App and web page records
☆ ☆ ☆ ☆ ☆

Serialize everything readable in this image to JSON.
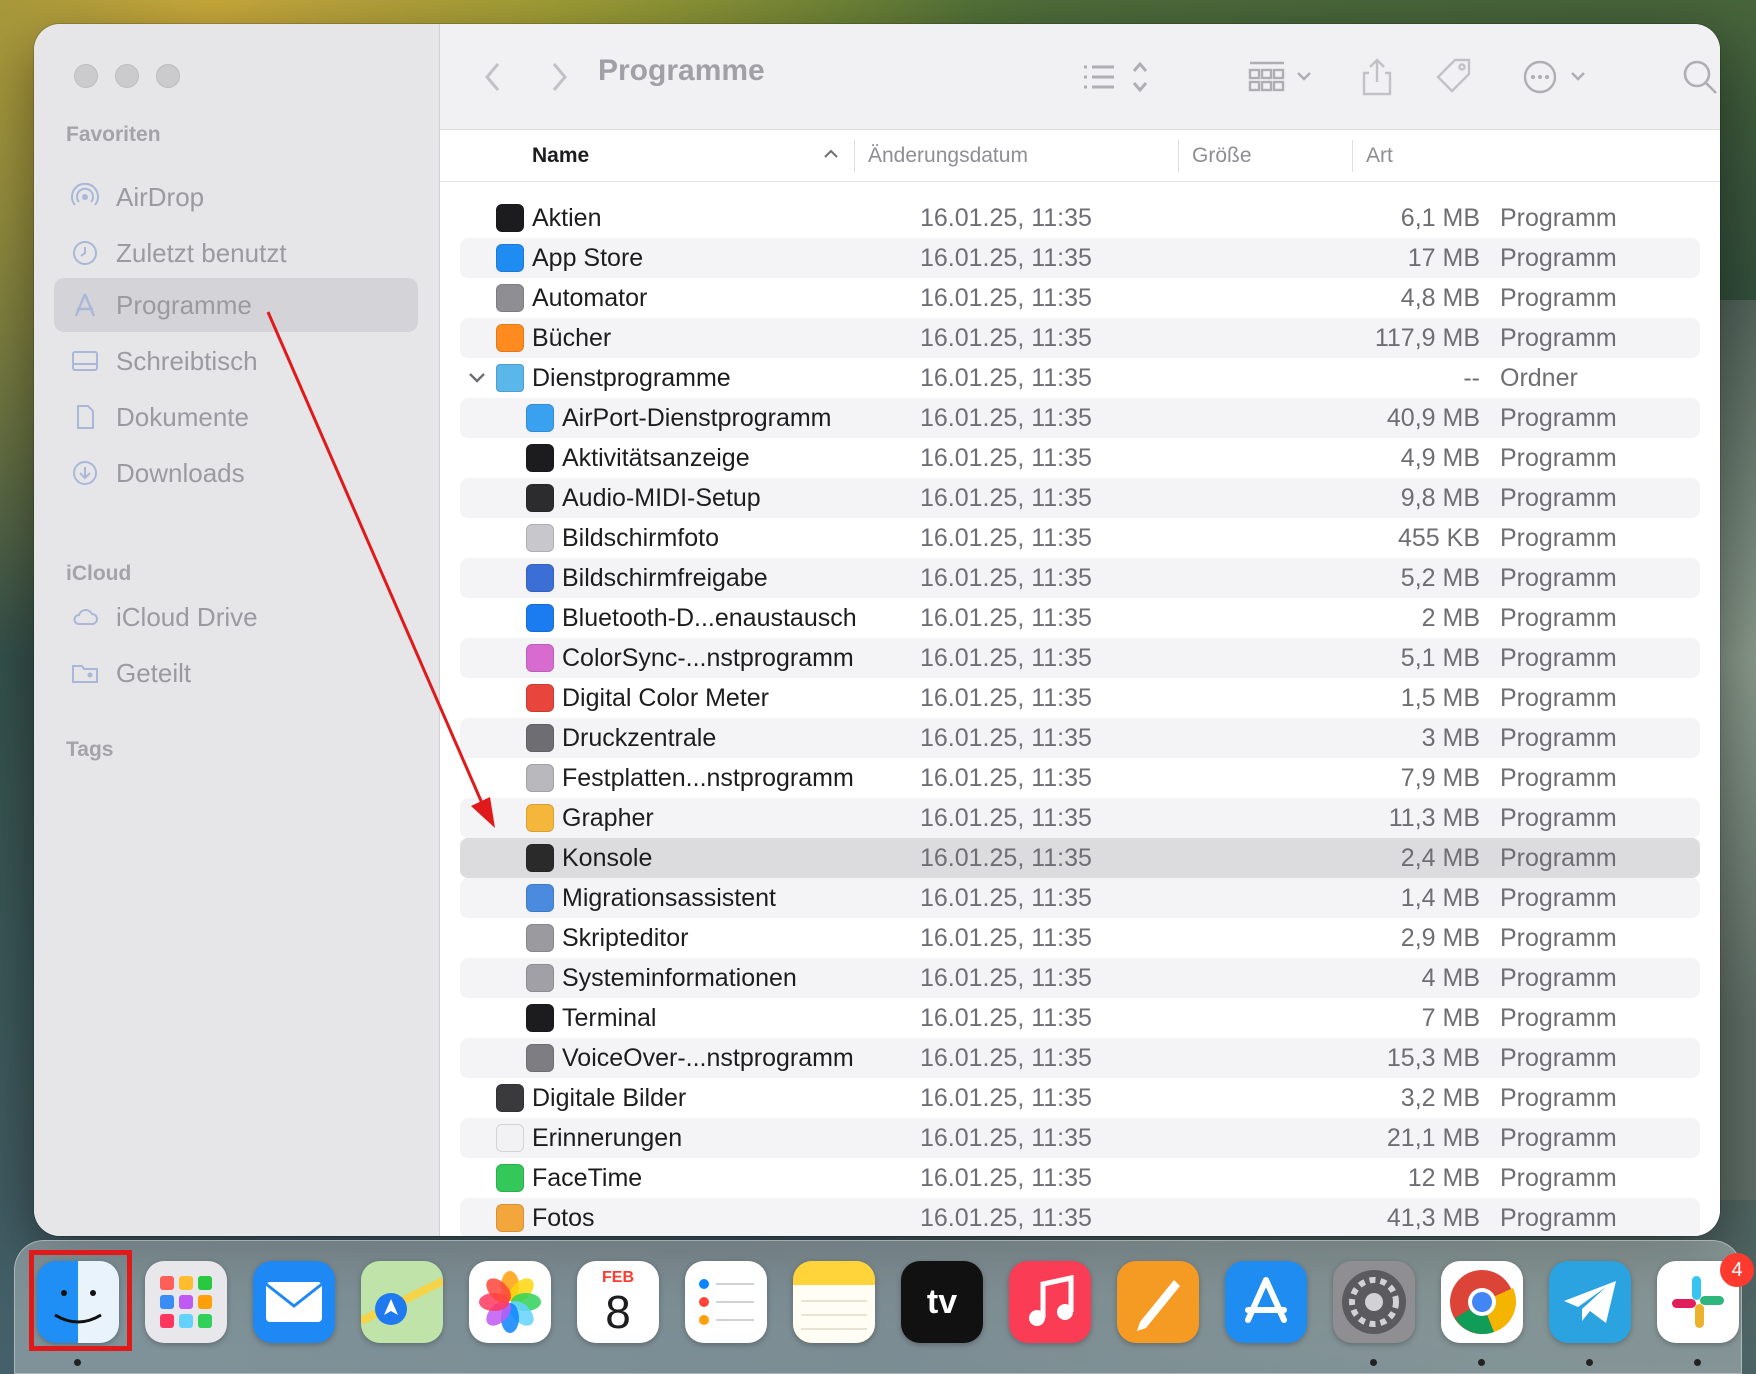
{
  "window": {
    "title": "Programme"
  },
  "sidebar": {
    "favorites_label": "Favoriten",
    "favorites": [
      {
        "label": "AirDrop",
        "icon": "airdrop-icon"
      },
      {
        "label": "Zuletzt benutzt",
        "icon": "clock-icon"
      },
      {
        "label": "Programme",
        "icon": "applications-icon",
        "active": true
      },
      {
        "label": "Schreibtisch",
        "icon": "desktop-icon"
      },
      {
        "label": "Dokumente",
        "icon": "document-icon"
      },
      {
        "label": "Downloads",
        "icon": "download-icon"
      }
    ],
    "icloud_label": "iCloud",
    "icloud": [
      {
        "label": "iCloud Drive",
        "icon": "cloud-icon"
      },
      {
        "label": "Geteilt",
        "icon": "shared-folder-icon"
      }
    ],
    "tags_label": "Tags"
  },
  "columns": {
    "name": "Name",
    "date": "Änderungsdatum",
    "size": "Größe",
    "kind": "Art"
  },
  "rows": [
    {
      "name": "Aktien",
      "date": "16.01.25, 11:35",
      "size": "6,1 MB",
      "kind": "Programm",
      "icon_color": "#1c1c1e",
      "level": 0
    },
    {
      "name": "App Store",
      "date": "16.01.25, 11:35",
      "size": "17 MB",
      "kind": "Programm",
      "icon_color": "#1f8cf2",
      "level": 0
    },
    {
      "name": "Automator",
      "date": "16.01.25, 11:35",
      "size": "4,8 MB",
      "kind": "Programm",
      "icon_color": "#8e8e93",
      "level": 0
    },
    {
      "name": "Bücher",
      "date": "16.01.25, 11:35",
      "size": "117,9 MB",
      "kind": "Programm",
      "icon_color": "#ff8a1f",
      "level": 0
    },
    {
      "name": "Dienstprogramme",
      "date": "16.01.25, 11:35",
      "size": "--",
      "kind": "Ordner",
      "icon_color": "#5bb6ea",
      "level": 0,
      "expanded": true
    },
    {
      "name": "AirPort-Dienstprogramm",
      "date": "16.01.25, 11:35",
      "size": "40,9 MB",
      "kind": "Programm",
      "icon_color": "#3aa0f0",
      "level": 1
    },
    {
      "name": "Aktivitätsanzeige",
      "date": "16.01.25, 11:35",
      "size": "4,9 MB",
      "kind": "Programm",
      "icon_color": "#1c1c1e",
      "level": 1
    },
    {
      "name": "Audio-MIDI-Setup",
      "date": "16.01.25, 11:35",
      "size": "9,8 MB",
      "kind": "Programm",
      "icon_color": "#2c2c2e",
      "level": 1
    },
    {
      "name": "Bildschirmfoto",
      "date": "16.01.25, 11:35",
      "size": "455 KB",
      "kind": "Programm",
      "icon_color": "#c7c7cc",
      "level": 1
    },
    {
      "name": "Bildschirmfreigabe",
      "date": "16.01.25, 11:35",
      "size": "5,2 MB",
      "kind": "Programm",
      "icon_color": "#3b6fd6",
      "level": 1
    },
    {
      "name": "Bluetooth-D...enaustausch",
      "date": "16.01.25, 11:35",
      "size": "2 MB",
      "kind": "Programm",
      "icon_color": "#1a7cf0",
      "level": 1
    },
    {
      "name": "ColorSync-...nstprogramm",
      "date": "16.01.25, 11:35",
      "size": "5,1 MB",
      "kind": "Programm",
      "icon_color": "#d86bd0",
      "level": 1
    },
    {
      "name": "Digital Color Meter",
      "date": "16.01.25, 11:35",
      "size": "1,5 MB",
      "kind": "Programm",
      "icon_color": "#e8453c",
      "level": 1
    },
    {
      "name": "Druckzentrale",
      "date": "16.01.25, 11:35",
      "size": "3 MB",
      "kind": "Programm",
      "icon_color": "#6d6d72",
      "level": 1
    },
    {
      "name": "Festplatten...nstprogramm",
      "date": "16.01.25, 11:35",
      "size": "7,9 MB",
      "kind": "Programm",
      "icon_color": "#b8b8bd",
      "level": 1
    },
    {
      "name": "Grapher",
      "date": "16.01.25, 11:35",
      "size": "11,3 MB",
      "kind": "Programm",
      "icon_color": "#f5b73b",
      "level": 1
    },
    {
      "name": "Konsole",
      "date": "16.01.25, 11:35",
      "size": "2,4 MB",
      "kind": "Programm",
      "icon_color": "#2a2a2a",
      "level": 1,
      "selected": true
    },
    {
      "name": "Migrationsassistent",
      "date": "16.01.25, 11:35",
      "size": "1,4 MB",
      "kind": "Programm",
      "icon_color": "#4a8be0",
      "level": 1
    },
    {
      "name": "Skripteditor",
      "date": "16.01.25, 11:35",
      "size": "2,9 MB",
      "kind": "Programm",
      "icon_color": "#9a9a9f",
      "level": 1
    },
    {
      "name": "Systeminformationen",
      "date": "16.01.25, 11:35",
      "size": "4 MB",
      "kind": "Programm",
      "icon_color": "#a0a0a6",
      "level": 1
    },
    {
      "name": "Terminal",
      "date": "16.01.25, 11:35",
      "size": "7 MB",
      "kind": "Programm",
      "icon_color": "#1c1c1e",
      "level": 1
    },
    {
      "name": "VoiceOver-...nstprogramm",
      "date": "16.01.25, 11:35",
      "size": "15,3 MB",
      "kind": "Programm",
      "icon_color": "#7d7d82",
      "level": 1
    },
    {
      "name": "Digitale Bilder",
      "date": "16.01.25, 11:35",
      "size": "3,2 MB",
      "kind": "Programm",
      "icon_color": "#3a3a3c",
      "level": 0
    },
    {
      "name": "Erinnerungen",
      "date": "16.01.25, 11:35",
      "size": "21,1 MB",
      "kind": "Programm",
      "icon_color": "#f2f2f4",
      "level": 0
    },
    {
      "name": "FaceTime",
      "date": "16.01.25, 11:35",
      "size": "12 MB",
      "kind": "Programm",
      "icon_color": "#34c759",
      "level": 0
    },
    {
      "name": "Fotos",
      "date": "16.01.25, 11:35",
      "size": "41,3 MB",
      "kind": "Programm",
      "icon_color": "#f3a63b",
      "level": 0
    }
  ],
  "dock": {
    "calendar_month": "FEB",
    "calendar_day": "8",
    "tv_label": "tv",
    "slack_badge": "4",
    "apps": [
      {
        "name": "finder-icon",
        "color": "#2f8ff6"
      },
      {
        "name": "launchpad-icon",
        "color": "#e8e8ec"
      },
      {
        "name": "mail-icon",
        "color": "#1e88f5"
      },
      {
        "name": "maps-icon",
        "color": "#58c86d"
      },
      {
        "name": "photos-icon",
        "color": "#ffffff"
      },
      {
        "name": "calendar-icon",
        "color": "#ffffff"
      },
      {
        "name": "reminders-icon",
        "color": "#ffffff"
      },
      {
        "name": "notes-icon",
        "color": "#ffd43b"
      },
      {
        "name": "apple-tv-icon",
        "color": "#111111"
      },
      {
        "name": "music-icon",
        "color": "#fa3c55"
      },
      {
        "name": "pages-icon",
        "color": "#f59a23"
      },
      {
        "name": "app-store-icon",
        "color": "#1f8cf2"
      },
      {
        "name": "system-settings-icon",
        "color": "#8e8e93"
      },
      {
        "name": "chrome-icon",
        "color": "#ffffff"
      },
      {
        "name": "telegram-icon",
        "color": "#2aa3e0"
      },
      {
        "name": "slack-icon",
        "color": "#ffffff"
      }
    ]
  },
  "annotation": {
    "arrow_color": "#e01a1a",
    "box_color": "#e01a1a"
  }
}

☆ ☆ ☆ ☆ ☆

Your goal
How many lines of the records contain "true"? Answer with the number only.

Solution to this exercise
3